2 added 11 characters in body
source | link

Yes. You could say either:

I couldn't handle this situation without your help.

or:

I couldn't handle this situation with no help.

In the second sentence, you could say "without help" or "with no help" interchangeably. "Without help" seems slightly more correct to me because "couldn't...with no" seems like a confusing number of negatives for one sentence. However I think that's just my personal preference; it is probably technically correct either way.

In the first sentence, with the article "your", you can only use "without".

Yes. You could say either:

I couldn't handle this situation without your help.

or:

I couldn't handle this situation with no help.

In the second sentence, you could say "without help" or "with no help" interchangeably. "Without help" seems slightly more correct to me because "couldn't...with no" seems like a confusing number of negatives for one sentence. However I think that's just my personal preference; it is probably technically correct.

In the first sentence, with the article "your", you can only use "without".

Yes. You could say either:

I couldn't handle this situation without your help.

or:

I couldn't handle this situation with no help.

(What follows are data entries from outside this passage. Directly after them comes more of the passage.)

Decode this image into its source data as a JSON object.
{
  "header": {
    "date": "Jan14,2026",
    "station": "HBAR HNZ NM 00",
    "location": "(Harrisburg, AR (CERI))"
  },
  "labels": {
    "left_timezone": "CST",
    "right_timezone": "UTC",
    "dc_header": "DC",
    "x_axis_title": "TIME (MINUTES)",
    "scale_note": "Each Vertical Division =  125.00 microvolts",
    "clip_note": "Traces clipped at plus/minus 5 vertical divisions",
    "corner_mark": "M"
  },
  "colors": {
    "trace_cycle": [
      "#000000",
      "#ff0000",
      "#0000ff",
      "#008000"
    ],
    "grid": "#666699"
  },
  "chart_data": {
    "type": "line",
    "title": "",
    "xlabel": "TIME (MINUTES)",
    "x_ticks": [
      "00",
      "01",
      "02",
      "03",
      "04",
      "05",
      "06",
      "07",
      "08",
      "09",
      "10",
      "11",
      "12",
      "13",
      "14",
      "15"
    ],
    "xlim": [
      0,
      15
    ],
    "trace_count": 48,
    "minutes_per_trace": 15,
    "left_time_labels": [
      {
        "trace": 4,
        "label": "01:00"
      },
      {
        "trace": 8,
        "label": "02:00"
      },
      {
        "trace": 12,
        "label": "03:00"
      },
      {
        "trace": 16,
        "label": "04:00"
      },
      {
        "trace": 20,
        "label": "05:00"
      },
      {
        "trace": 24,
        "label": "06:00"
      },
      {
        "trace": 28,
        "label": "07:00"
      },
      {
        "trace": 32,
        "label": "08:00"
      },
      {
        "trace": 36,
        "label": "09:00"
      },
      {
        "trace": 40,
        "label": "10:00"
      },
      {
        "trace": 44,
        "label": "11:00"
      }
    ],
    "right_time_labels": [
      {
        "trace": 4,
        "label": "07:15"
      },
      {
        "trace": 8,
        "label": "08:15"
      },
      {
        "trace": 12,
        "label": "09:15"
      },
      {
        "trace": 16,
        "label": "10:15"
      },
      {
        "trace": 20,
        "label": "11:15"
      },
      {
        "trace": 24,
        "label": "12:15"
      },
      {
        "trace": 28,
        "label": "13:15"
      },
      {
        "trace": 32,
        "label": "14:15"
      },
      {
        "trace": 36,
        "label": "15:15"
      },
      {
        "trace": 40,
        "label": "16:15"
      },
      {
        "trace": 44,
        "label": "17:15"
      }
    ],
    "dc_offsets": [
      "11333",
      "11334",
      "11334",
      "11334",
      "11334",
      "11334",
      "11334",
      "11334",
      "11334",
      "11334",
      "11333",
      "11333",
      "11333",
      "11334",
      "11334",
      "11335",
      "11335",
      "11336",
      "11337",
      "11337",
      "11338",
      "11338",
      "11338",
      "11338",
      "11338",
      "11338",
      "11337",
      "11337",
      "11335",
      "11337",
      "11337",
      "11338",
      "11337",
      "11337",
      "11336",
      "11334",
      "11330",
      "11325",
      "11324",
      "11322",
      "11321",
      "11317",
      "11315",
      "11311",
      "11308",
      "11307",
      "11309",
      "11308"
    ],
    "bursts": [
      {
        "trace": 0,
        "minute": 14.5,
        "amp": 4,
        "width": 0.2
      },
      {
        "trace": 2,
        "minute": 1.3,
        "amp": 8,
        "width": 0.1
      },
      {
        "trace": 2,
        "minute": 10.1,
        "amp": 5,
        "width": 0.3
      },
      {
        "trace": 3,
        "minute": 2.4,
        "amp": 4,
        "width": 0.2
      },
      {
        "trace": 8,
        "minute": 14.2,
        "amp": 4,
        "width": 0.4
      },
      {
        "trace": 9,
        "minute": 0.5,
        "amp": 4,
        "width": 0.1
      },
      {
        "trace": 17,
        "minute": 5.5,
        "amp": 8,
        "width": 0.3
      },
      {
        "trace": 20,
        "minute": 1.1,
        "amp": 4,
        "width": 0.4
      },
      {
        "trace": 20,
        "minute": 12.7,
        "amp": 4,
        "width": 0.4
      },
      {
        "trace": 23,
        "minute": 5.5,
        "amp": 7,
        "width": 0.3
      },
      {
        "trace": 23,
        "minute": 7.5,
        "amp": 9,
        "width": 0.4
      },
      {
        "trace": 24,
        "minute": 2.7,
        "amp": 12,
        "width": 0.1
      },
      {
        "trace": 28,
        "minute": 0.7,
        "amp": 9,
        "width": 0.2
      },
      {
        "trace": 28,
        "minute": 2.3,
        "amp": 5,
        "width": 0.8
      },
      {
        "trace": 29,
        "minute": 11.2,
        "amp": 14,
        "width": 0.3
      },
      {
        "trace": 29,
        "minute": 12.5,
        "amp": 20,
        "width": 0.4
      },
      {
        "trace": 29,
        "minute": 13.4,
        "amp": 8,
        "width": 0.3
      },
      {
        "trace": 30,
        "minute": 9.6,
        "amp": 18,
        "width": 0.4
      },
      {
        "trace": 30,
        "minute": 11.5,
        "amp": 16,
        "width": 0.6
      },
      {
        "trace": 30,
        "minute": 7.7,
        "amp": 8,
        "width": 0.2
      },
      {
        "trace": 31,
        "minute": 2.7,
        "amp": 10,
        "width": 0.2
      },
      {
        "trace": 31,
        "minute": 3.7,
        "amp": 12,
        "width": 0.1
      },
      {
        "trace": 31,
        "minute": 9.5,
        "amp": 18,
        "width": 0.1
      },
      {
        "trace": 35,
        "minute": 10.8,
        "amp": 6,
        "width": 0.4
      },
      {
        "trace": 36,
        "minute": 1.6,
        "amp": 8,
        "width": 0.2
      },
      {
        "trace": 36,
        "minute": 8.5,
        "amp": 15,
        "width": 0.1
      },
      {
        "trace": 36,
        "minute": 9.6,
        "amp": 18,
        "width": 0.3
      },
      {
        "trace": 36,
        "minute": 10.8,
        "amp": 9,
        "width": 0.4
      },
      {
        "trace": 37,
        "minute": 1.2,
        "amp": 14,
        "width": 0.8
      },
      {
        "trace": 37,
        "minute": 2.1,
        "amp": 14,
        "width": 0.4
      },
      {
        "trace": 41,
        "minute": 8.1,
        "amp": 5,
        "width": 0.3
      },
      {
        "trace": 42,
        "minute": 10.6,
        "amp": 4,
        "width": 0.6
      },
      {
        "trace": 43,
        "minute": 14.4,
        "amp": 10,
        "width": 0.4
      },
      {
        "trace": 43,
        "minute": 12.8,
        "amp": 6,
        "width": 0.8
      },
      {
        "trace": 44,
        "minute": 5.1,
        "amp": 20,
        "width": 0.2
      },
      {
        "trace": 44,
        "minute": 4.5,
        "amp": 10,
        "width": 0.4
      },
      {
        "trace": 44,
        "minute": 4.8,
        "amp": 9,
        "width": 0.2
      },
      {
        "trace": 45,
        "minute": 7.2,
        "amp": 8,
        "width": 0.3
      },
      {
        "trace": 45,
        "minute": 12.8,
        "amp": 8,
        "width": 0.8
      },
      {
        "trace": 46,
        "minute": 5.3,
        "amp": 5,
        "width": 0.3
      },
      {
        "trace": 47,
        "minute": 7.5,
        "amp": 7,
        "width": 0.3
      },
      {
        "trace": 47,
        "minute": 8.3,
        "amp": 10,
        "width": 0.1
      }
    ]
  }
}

In the second sentence, you could say "without help" or "with no help" interchangeably. "Without help" seems slightly more correct to me because "couldn't...with no" seems like a confusing number of negatives for one sentence. However I think that's just my personal preference; it is probably technically correct either way.

In the first sentence, with the article "your", you can only use "without".

1
source | link

Yes. You could say either:

I couldn't handle this situation without your help.

or:

I couldn't handle this situation with no help.

In the second sentence, you could say "without help" or "with no help" interchangeably. "Without help" seems slightly more correct to me because "couldn't...with no" seems like a confusing number of negatives for one sentence. However I think that's just my personal preference; it is probably technically correct.

In the first sentence, with the article "your", you can only use "without".